- [Data for analysis]
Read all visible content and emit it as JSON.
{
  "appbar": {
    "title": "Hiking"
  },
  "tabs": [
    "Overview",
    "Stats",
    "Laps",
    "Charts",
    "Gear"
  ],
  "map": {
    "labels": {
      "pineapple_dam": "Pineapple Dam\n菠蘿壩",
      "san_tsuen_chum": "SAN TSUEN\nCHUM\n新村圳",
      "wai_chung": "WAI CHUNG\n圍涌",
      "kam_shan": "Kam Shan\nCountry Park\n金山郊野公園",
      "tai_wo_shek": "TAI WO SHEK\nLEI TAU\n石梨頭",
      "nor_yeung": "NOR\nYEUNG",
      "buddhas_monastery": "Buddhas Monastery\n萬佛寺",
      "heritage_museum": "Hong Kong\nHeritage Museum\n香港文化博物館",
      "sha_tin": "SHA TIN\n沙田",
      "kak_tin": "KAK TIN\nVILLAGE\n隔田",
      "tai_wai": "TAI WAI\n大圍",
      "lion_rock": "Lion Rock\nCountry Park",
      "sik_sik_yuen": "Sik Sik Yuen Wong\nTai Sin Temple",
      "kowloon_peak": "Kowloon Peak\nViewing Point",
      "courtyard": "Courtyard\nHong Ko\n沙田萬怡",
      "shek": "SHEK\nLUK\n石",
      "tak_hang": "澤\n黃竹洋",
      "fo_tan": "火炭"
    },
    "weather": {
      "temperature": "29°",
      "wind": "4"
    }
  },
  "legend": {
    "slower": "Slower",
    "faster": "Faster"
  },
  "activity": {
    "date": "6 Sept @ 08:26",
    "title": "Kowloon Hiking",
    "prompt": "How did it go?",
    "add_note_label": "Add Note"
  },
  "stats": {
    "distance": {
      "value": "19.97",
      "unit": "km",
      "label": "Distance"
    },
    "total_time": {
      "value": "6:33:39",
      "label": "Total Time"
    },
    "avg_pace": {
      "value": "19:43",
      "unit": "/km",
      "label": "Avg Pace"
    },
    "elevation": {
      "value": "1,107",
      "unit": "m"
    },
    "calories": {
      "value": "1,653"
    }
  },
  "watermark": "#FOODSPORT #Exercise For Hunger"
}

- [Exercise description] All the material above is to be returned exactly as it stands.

- [Exercise response]
Read all visible content and emit it as JSON.
{
  "appbar": {
    "title": "Hiking"
  },
  "tabs": [
    "Overview",
    "Stats",
    "Laps",
    "Charts",
    "Gear"
  ],
  "map": {
    "labels": {
      "pineapple_dam": "Pineapple Dam\n菠蘿壩",
      "san_tsuen_chum": "SAN TSUEN\nCHUM\n新村圳",
      "wai_chung": "WAI CHUNG\n圍涌",
      "kam_shan": "Kam Shan\nCountry Park\n金山郊野公園",
      "tai_wo_shek": "TAI WO SHEK\nLEI TAU\n石梨頭",
      "nor_yeung": "NOR\nYEUNG",
      "buddhas_monastery": "Buddhas Monastery\n萬佛寺",
      "heritage_museum": "Hong Kong\nHeritage Museum\n香港文化博物館",
      "sha_tin": "SHA TIN\n沙田",
      "kak_tin": "KAK TIN\nVILLAGE\n隔田",
      "tai_wai": "TAI WAI\n大圍",
      "lion_rock": "Lion Rock\nCountry Park",
      "sik_sik_yuen": "Sik Sik Yuen Wong\nTai Sin Temple",
      "kowloon_peak": "Kowloon Peak\nViewing Point",
      "courtyard": "Courtyard\nHong Ko\n沙田萬怡",
      "shek": "SHEK\nLUK\n石",
      "tak_hang": "澤\n黃竹洋",
      "fo_tan": "火炭"
    },
    "weather": {
      "temperature": "29°",
      "wind": "4"
    }
  },
  "legend": {
    "slower": "Slower",
    "faster": "Faster"
  },
  "activity": {
    "date": "6 Sept @ 08:26",
    "title": "Kowloon Hiking",
    "prompt": "How did it go?",
    "add_note_label": "Add Note"
  },
  "stats": {
    "distance": {
      "value": "19.97",
      "unit": "km",
      "label": "Distance"
    },
    "total_time": {
      "value": "6:33:39",
      "label": "Total Time"
    },
    "avg_pace": {
      "value": "19:43",
      "unit": "/km",
      "label": "Avg Pace"
    },
    "elevation": {
      "value": "1,107",
      "unit": "m"
    },
    "calories": {
      "value": "1,653"
    }
  },
  "watermark": "#FOODSPORT #Exercise For Hunger"
}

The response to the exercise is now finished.